Laurie Ingram
Trudy Jacobson
Robert Mandel
James Tilden
Fiscal Year Start Jan 01, 2018
Fiscal Year End Dec 31, 2018
Projected Revenue $2,733,000
Projected Expenses $2,622,500
Form 990s
IRS Letter of Exemption
Foundation Comments
  • FY 2016: Financial data reported using IRS Form 990.
Detailed Financials
Expense Allocation
Fiscal Year201720162015
Program Expense$628,517$164,720--
Administration Expense$342,828$76,328--
Fundraising Expense$81,006$8,972--
Payments to Affiliates--$0--
Total Revenue/Total Expenses1.841.49--
Program Expense/Total Expenses60%66%--
Fundraising Expense/Contributed Revenue------
Assets and Liabilities
Fiscal Year201720162015
Total Assets$1,419,334$428,784--
Current Assets$330,485$341,396--
Long-Term Liabilities$67,575$0--
Current Liabilities$40,516$3,567--
Total Net Assets$1,311,243$425,217--
Short-Term Solvency
Fiscal Year201720162015
Current Ratio: Current Assets/Current Liabilities8.1695.71--
Long-Term Solvency

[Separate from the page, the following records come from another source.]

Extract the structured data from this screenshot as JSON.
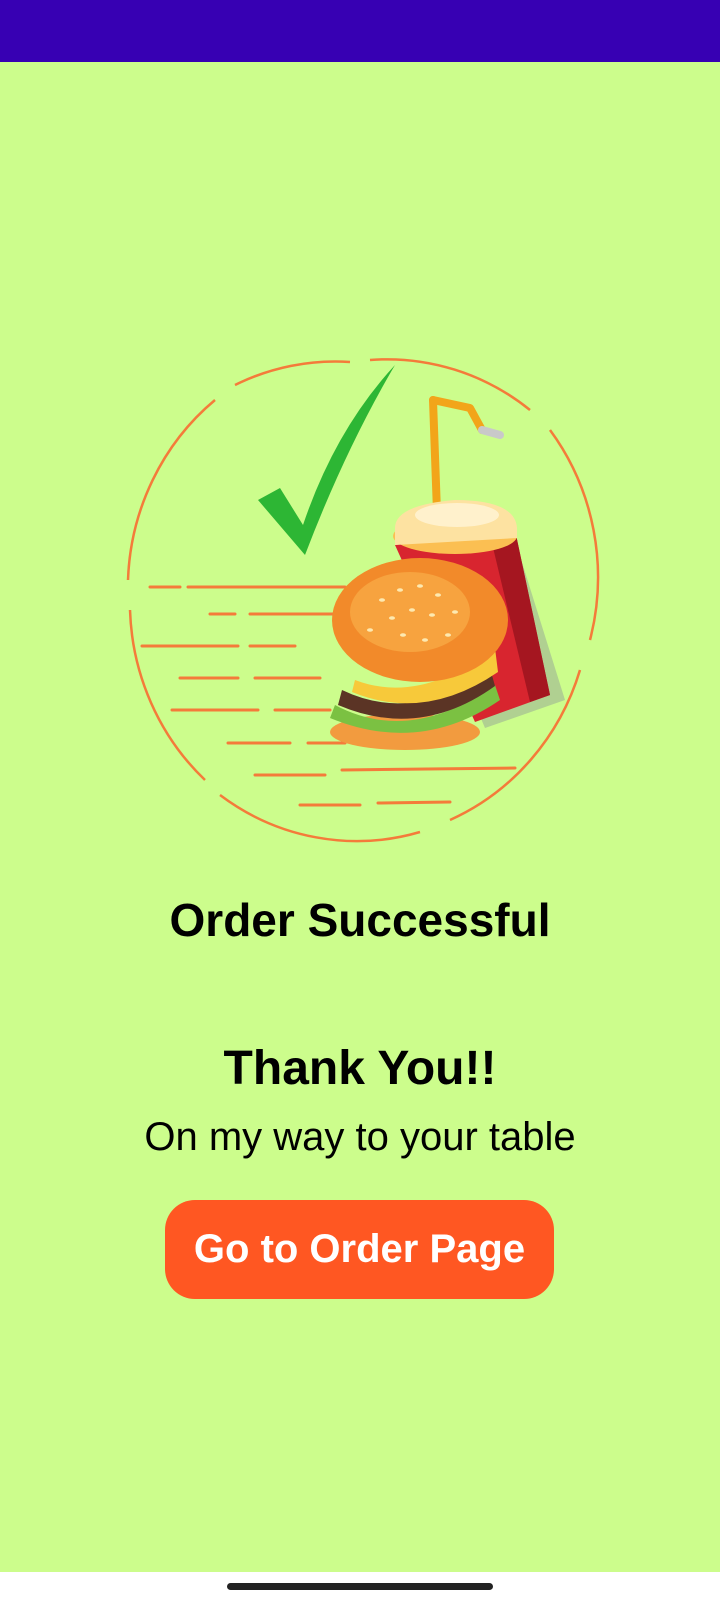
{
  "status_bar": {
    "color": "#3700b3"
  },
  "illustration": {
    "icon": "order-success-food-illustration",
    "check_color": "#2db634",
    "ring_color": "#f47b3a"
  },
  "title": "Order Successful",
  "thanks": "Thank You!!",
  "subtitle": "On my way to your table",
  "order_button": {
    "label": "Go to Order Page",
    "color": "#ff5722"
  },
  "theme": {
    "background": "#ccfd8c"
  }
}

Fiscal Year201720162015
Long-Term Liabilities/Total Assets5%0%--
Top Funding Sources
Fiscal Year201720162015
Top Funding Source & Dollar Amount -- $70,000--
Second Highest Funding Source & Dollar Amount -- $50,000--
Third Highest Funding Source & Dollar Amount -- $42,144--
Capital Campaign
Currently in a Capital Campaign? No
Other Documents
Organization Name Veterans Community Project
Address 8900 Troost Avenue
Kansas City, MO 64131
Primary Phone (816) 5996503
CEO/Executive Director Mr. Christopher Stout
Board Chair Ms. Teresa Loar
Board Chair Company Affiliation KCMO City Council
Year of Incorporation 2015